▶ _What is required_: Leaving the pictures aside, restate all of the data exactly.

▶ _Material for this task_:
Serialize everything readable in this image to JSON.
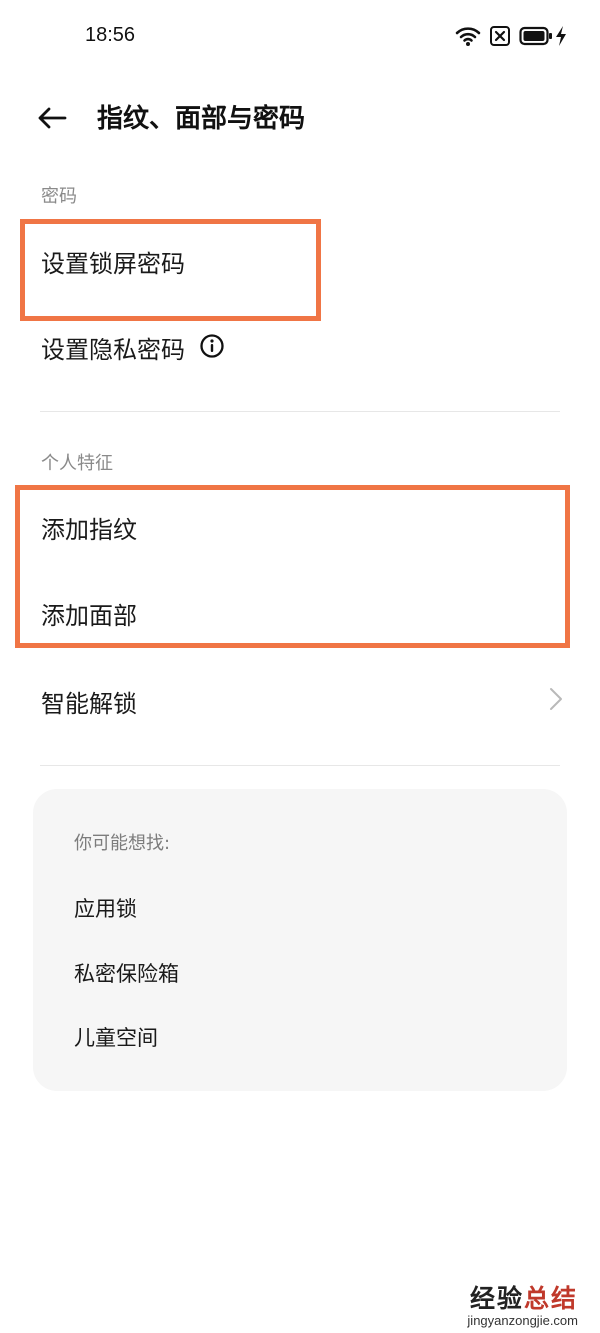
{
  "status_bar": {
    "time": "18:56",
    "icons": [
      "wifi-icon",
      "sim-error-icon",
      "battery-icon",
      "charging-icon"
    ]
  },
  "header": {
    "back_icon": "arrow-left-icon",
    "title": "指纹、面部与密码"
  },
  "password_section": {
    "label": "密码",
    "items": [
      {
        "label": "设置锁屏密码",
        "highlighted": true
      },
      {
        "label": "设置隐私密码",
        "info_icon": "info-icon"
      }
    ]
  },
  "biometric_section": {
    "label": "个人特征",
    "items": [
      {
        "label": "添加指纹",
        "highlighted": true
      },
      {
        "label": "添加面部",
        "highlighted": true
      },
      {
        "label": "智能解锁",
        "chevron": "chevron-right-icon"
      }
    ]
  },
  "suggestions": {
    "label": "你可能想找:",
    "items": [
      "应用锁",
      "私密保险箱",
      "儿童空间"
    ]
  },
  "watermark": {
    "title_part1": "经验",
    "title_part2": "总结",
    "url": "jingyanzongjie.com"
  },
  "colors": {
    "highlight_border": "#f07545",
    "card_background": "#f6f6f6",
    "section_label": "#8a8a8a"
  }
}
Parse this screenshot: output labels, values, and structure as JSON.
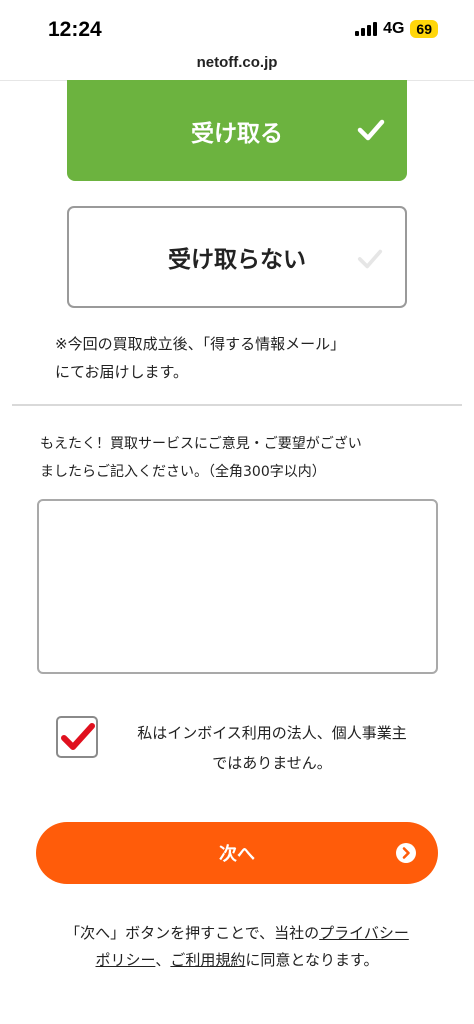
{
  "status_bar": {
    "time": "12:24",
    "network": "4G",
    "battery": "69"
  },
  "browser": {
    "url": "netoff.co.jp"
  },
  "options": {
    "receive_label": "受け取る",
    "decline_label": "受け取らない",
    "note_line1": "※今回の買取成立後、「得する情報メール」",
    "note_line2": "にてお届けします。"
  },
  "comment": {
    "label_line1": "もえたく！買取サービスにご意見・ご要望がござい",
    "label_line2": "ましたらご記入ください。（全角300字以内）",
    "value": ""
  },
  "invoice": {
    "checked": true,
    "label_line1": "私はインボイス利用の法人、個人事業主",
    "label_line2": "ではありません。"
  },
  "next_button": {
    "label": "次へ"
  },
  "consent": {
    "prefix": "「次へ」ボタンを押すことで、当社の",
    "privacy_link_part1": "プライバシー",
    "privacy_link_part2": "ポリシー",
    "separator": "、",
    "terms_link": "ご利用規約",
    "suffix": "に同意となります。"
  },
  "colors": {
    "receive_green": "#6cb33f",
    "next_orange": "#ff5c0a",
    "check_red": "#e0101e",
    "battery_yellow": "#ffd60a"
  }
}
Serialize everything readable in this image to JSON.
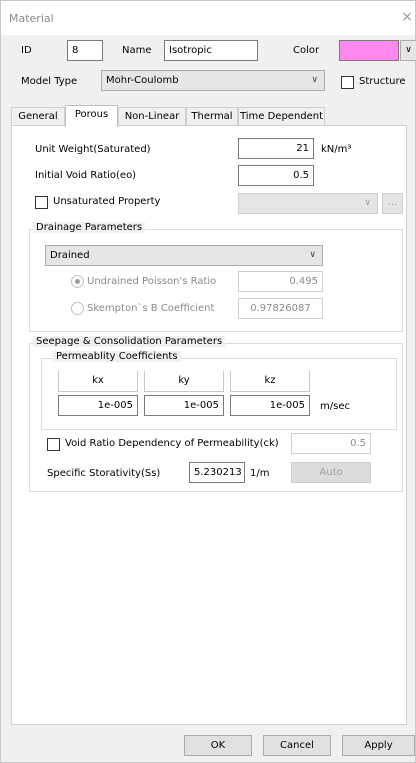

▶ _Problem solution_:
Serialize everything readable in this image to JSON.
{
  "status_bar": {
    "time": "18:56",
    "icons": [
      "wifi-icon",
      "sim-error-icon",
      "battery-icon",
      "charging-icon"
    ]
  },
  "header": {
    "back_icon": "arrow-left-icon",
    "title": "指纹、面部与密码"
  },
  "password_section": {
    "label": "密码",
    "items": [
      {
        "label": "设置锁屏密码",
        "highlighted": true
      },
      {
        "label": "设置隐私密码",
        "info_icon": "info-icon"
      }
    ]
  },
  "biometric_section": {
    "label": "个人特征",
    "items": [
      {
        "label": "添加指纹",
        "highlighted": true
      },
      {
        "label": "添加面部",
        "highlighted": true
      },
      {
        "label": "智能解锁",
        "chevron": "chevron-right-icon"
      }
    ]
  },
  "suggestions": {
    "label": "你可能想找:",
    "items": [
      "应用锁",
      "私密保险箱",
      "儿童空间"
    ]
  },
  "watermark": {
    "title_part1": "经验",
    "title_part2": "总结",
    "url": "jingyanzongjie.com"
  },
  "colors": {
    "highlight_border": "#f07545",
    "card_background": "#f6f6f6",
    "section_label": "#8a8a8a"
  }
}
Parse this screenshot: output labels, values, and structure as JSON.
{
  "status_bar": {
    "time": "12:24",
    "network": "4G",
    "battery": "69"
  },
  "browser": {
    "url": "netoff.co.jp"
  },
  "options": {
    "receive_label": "受け取る",
    "decline_label": "受け取らない",
    "note_line1": "※今回の買取成立後、「得する情報メール」",
    "note_line2": "にてお届けします。"
  },
  "comment": {
    "label_line1": "もえたく！買取サービスにご意見・ご要望がござい",
    "label_line2": "ましたらご記入ください。（全角300字以内）",
    "value": ""
  },
  "invoice": {
    "checked": true,
    "label_line1": "私はインボイス利用の法人、個人事業主",
    "label_line2": "ではありません。"
  },
  "next_button": {
    "label": "次へ"
  },
  "consent": {
    "prefix": "「次へ」ボタンを押すことで、当社の",
    "privacy_link_part1": "プライバシー",
    "privacy_link_part2": "ポリシー",
    "separator": "、",
    "terms_link": "ご利用規約",
    "suffix": "に同意となります。"
  },
  "colors": {
    "receive_green": "#6cb33f",
    "next_orange": "#ff5c0a",
    "check_red": "#e0101e",
    "battery_yellow": "#ffd60a"
  }
}
Serialize everything readable in this image to JSON.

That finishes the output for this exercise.